It is important to point out that where limited percentage performance guarantees exist, payment guarantees do not generally follow. Consider a $100 million project, with 10% performance security that goes into default. That $10 million must cover cost overruns (because the project was likely underpriced in the first place), defective workmanship and, perhaps, unpaid vendors to the project. 

Some might argue that the system of low percentage bank guarantees and bonds works just fine, but loss results are nearly impossible to come by on the banking side. It ignores some rather obvious flaws. 

As pointed out above, traditional payment bond or guarantees are largely absent. Any surety claims professional would agree that on average sums paid to subcontractors, labor and vendors far outstrips payments made to ensure performance. Claims typically occur when the contractor runs out of money, not because it doesn’t know how to build. Termination for performance is rare, unless it is a result of cash flow problems. Failure to staff the project, obtain and install materials and equipment or having critical path subcontractors abandon the project are all cash flow driven. Once in dire straits a contractor will “create” financing sources by delaying or simply not making payments to subcontractors, material suppliers and taxing authorities. Then the bomb goes off - as it did with Carillion. 

Contractors of any meaningful size operating in the international percentage bond arena may have dozens of sureties participating at different levels on some, but not all bonded projects. Further, the surety may not have any idea how much and what kind of risk exists in any of the projects where they are not participating. 

So, who’s in control? The answer is no one. And that’s the problem. 

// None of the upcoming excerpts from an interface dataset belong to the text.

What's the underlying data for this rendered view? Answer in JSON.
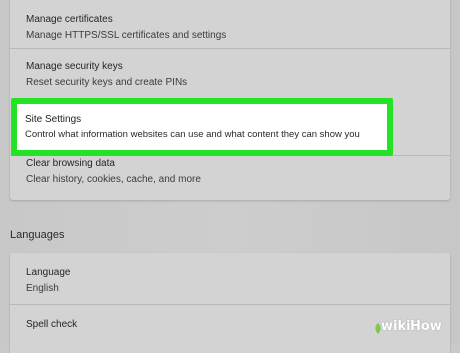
{
  "settings_list": {
    "items": [
      {
        "title": "Manage certificates",
        "desc": "Manage HTTPS/SSL certificates and settings"
      },
      {
        "title": "Manage security keys",
        "desc": "Reset security keys and create PINs"
      },
      {
        "title": "Site Settings",
        "desc": "Control what information websites can use and what content they can show you"
      },
      {
        "title": "Clear browsing data",
        "desc": "Clear history, cookies, cache, and more"
      }
    ]
  },
  "languages": {
    "heading": "Languages",
    "items": [
      {
        "title": "Language",
        "desc": "English"
      },
      {
        "title": "Spell check"
      }
    ]
  },
  "highlight": {
    "color": "#24e324"
  },
  "watermark": {
    "wiki": "wiki",
    "how": "How",
    "logo": "wikihow-leaf-icon"
  }
}
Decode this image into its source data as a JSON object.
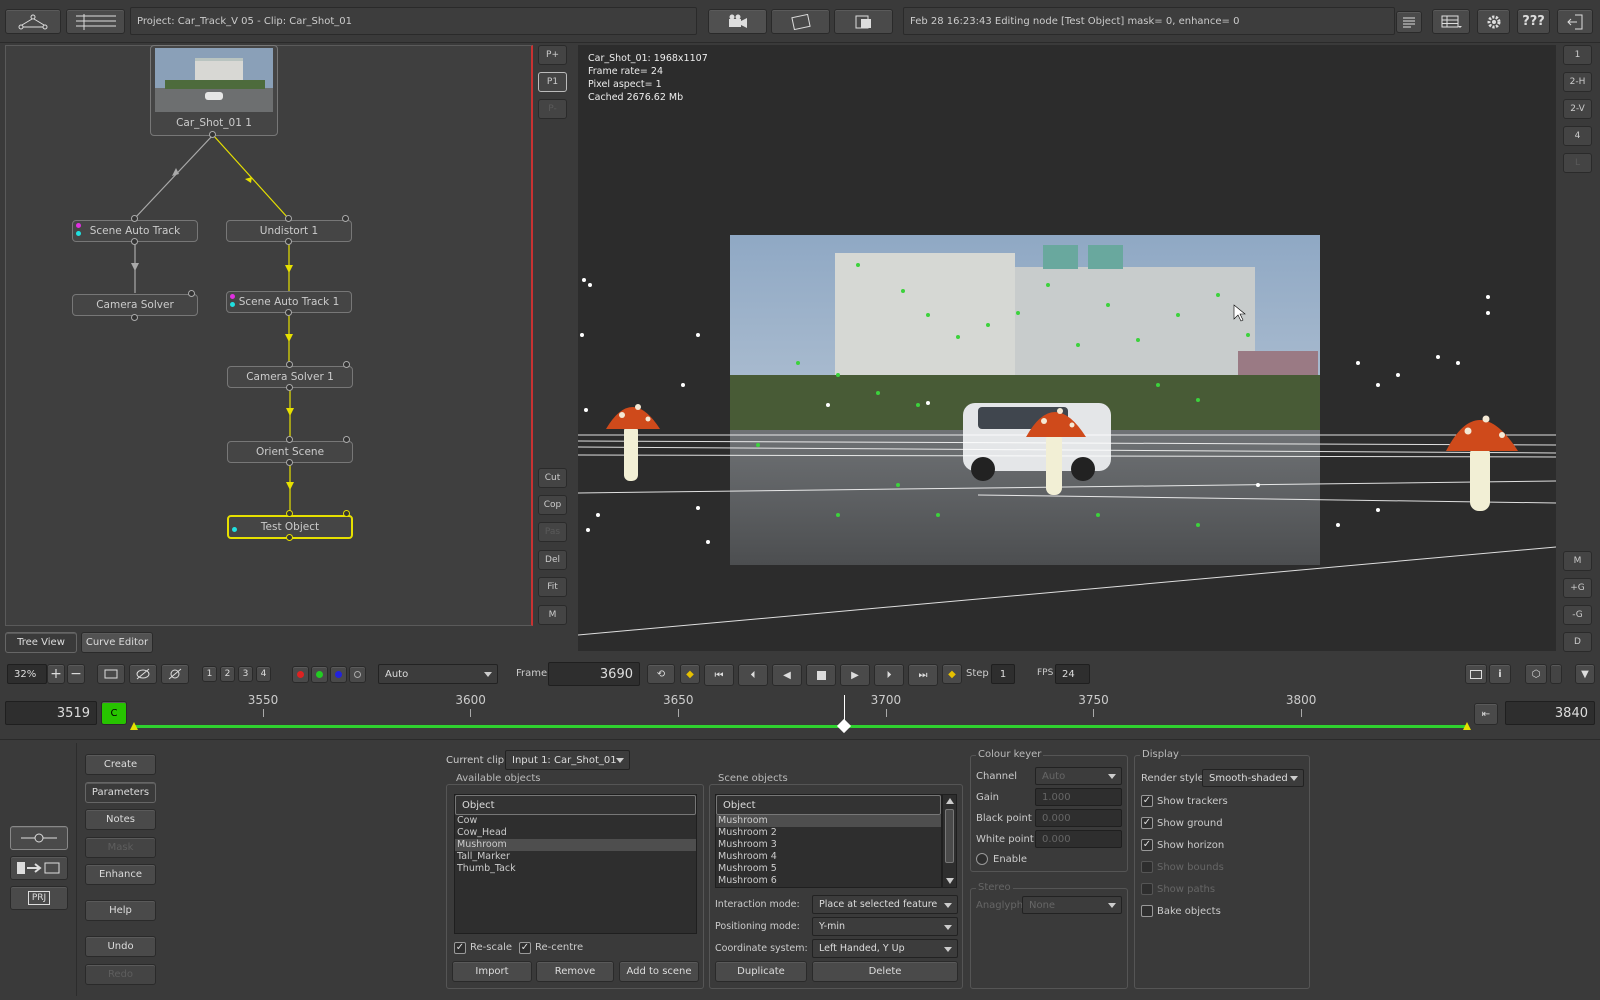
{
  "topbar": {
    "project_label": "Project: Car_Track_V 05 - Clip: Car_Shot_01",
    "status": "Feb 28 16:23:43 Editing node [Test Object] mask= 0, enhance= 0",
    "help_label": "???"
  },
  "nodes": {
    "clip": "Car_Shot_01 1",
    "scene_auto_track": "Scene Auto Track",
    "camera_solver": "Camera Solver",
    "undistort": "Undistort 1",
    "scene_auto_track_1": "Scene Auto Track 1",
    "camera_solver_1": "Camera Solver 1",
    "orient_scene": "Orient Scene",
    "test_object": "Test Object"
  },
  "vertical_tools": {
    "p_plus": "P+",
    "p1": "P1",
    "p_minus": "P-",
    "cut": "Cut",
    "copy": "Cop",
    "paste": "Pas",
    "del": "Del",
    "fit": "Fit",
    "m": "M"
  },
  "tree_tabs": {
    "tree_view": "Tree View",
    "curve_editor": "Curve Editor"
  },
  "viewer": {
    "info_1": "Car_Shot_01: 1968x1107",
    "info_2": "Frame rate= 24",
    "info_3": "Pixel aspect= 1",
    "info_4": "Cached 2676.62 Mb"
  },
  "right_side": {
    "b1": "1",
    "b2h": "2-H",
    "b2v": "2-V",
    "b4": "4",
    "bl": "L",
    "m": "M",
    "plus_g": "+G",
    "minus_g": "-G",
    "d": "D"
  },
  "playbar": {
    "zoom": "32%",
    "views": [
      "1",
      "2",
      "3",
      "4"
    ],
    "mode": "Auto",
    "frame_label": "Frame",
    "frame_value": "3690",
    "step_label": "Step",
    "step_value": "1",
    "fps_label": "FPS",
    "fps_value": "24"
  },
  "timeline": {
    "start": "3519",
    "end": "3840",
    "c_label": "C",
    "ticks": [
      "3550",
      "3600",
      "3650",
      "3700",
      "3750",
      "3800"
    ],
    "current": 3690
  },
  "left_menu": {
    "create": "Create",
    "parameters": "Parameters",
    "notes": "Notes",
    "mask": "Mask",
    "enhance": "Enhance",
    "help": "Help",
    "undo": "Undo",
    "redo": "Redo",
    "prj": "PRJ"
  },
  "clip_panel": {
    "current_clip_label": "Current clip",
    "current_clip_value": "Input 1: Car_Shot_01",
    "available_title": "Available objects",
    "available_header": "Object",
    "available": [
      "Cow",
      "Cow_Head",
      "Mushroom",
      "Tall_Marker",
      "Thumb_Tack"
    ],
    "available_selected": 2,
    "rescale": "Re-scale",
    "recentre": "Re-centre",
    "import": "Import",
    "remove": "Remove",
    "add_to_scene": "Add to scene"
  },
  "scene_panel": {
    "title": "Scene objects",
    "header": "Object",
    "items": [
      "Mushroom",
      "Mushroom 2",
      "Mushroom 3",
      "Mushroom 4",
      "Mushroom 5",
      "Mushroom 6"
    ],
    "selected": 0,
    "interaction_label": "Interaction mode:",
    "interaction_value": "Place at selected feature",
    "positioning_label": "Positioning mode:",
    "positioning_value": "Y-min",
    "coord_label": "Coordinate system:",
    "coord_value": "Left Handed, Y Up",
    "duplicate": "Duplicate",
    "delete": "Delete"
  },
  "keyer": {
    "title": "Colour keyer",
    "channel_label": "Channel",
    "channel_value": "Auto",
    "gain_label": "Gain",
    "gain_value": "1.000",
    "black_label": "Black point",
    "black_value": "0.000",
    "white_label": "White point",
    "white_value": "0.000",
    "enable": "Enable",
    "stereo_title": "Stereo",
    "anaglyph_label": "Anaglyph",
    "anaglyph_value": "None"
  },
  "display": {
    "title": "Display",
    "render_label": "Render style",
    "render_value": "Smooth-shaded",
    "show_trackers": "Show trackers",
    "show_ground": "Show ground",
    "show_horizon": "Show horizon",
    "show_bounds": "Show bounds",
    "show_paths": "Show paths",
    "bake_objects": "Bake objects"
  },
  "colors": {
    "accent": "#e6e000",
    "play_green": "#27c400",
    "timeline_green": "#2fd12f",
    "panel": "#3a3a3a"
  }
}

The direct economic value that surety bonds provide is visible only when something bad happens. The percentage bond system has developed an underwriting platform based almost exclusively on that scenario. Conversely, the North American model is based on preventing the disaster from happening in the first place. It’s a check valve on unrealistic and financially questionable appetites, unreasonable contractual obligations and places a premium on capabilities and project management. This is the direct result of the large percentage bonds (100% in the U.S., 50% in Canada), both performance and payment, and the obligation on the part of the surety to remedy defaults and deliver a completed project.

The unseen services of the surety industry

A byproduct of the large percentage system is the development of much closer relations among the surety, the broker and their client. So, it is extremely rare that a problem comes as any surprise. More often than not the surety will fund the contractor through to completion, make payment to vendors subcontractors and direct labor to move the project to completion. In the small percentage bond arrangement, contractors often don’t know if there’s a problem until someone demands a payment. Now. In full.

So, the message is clear, meaningful performance guarantee and surety requirements work on many levels, for many reasons.


 Comments ({{Comments.length}})

  • {{comment.Name}}


    {{comment.DateCreated.slice(6, -2) | date: 'MMM d, y h:mm:ss a'}}

Leave a comment

Required! Not valid email!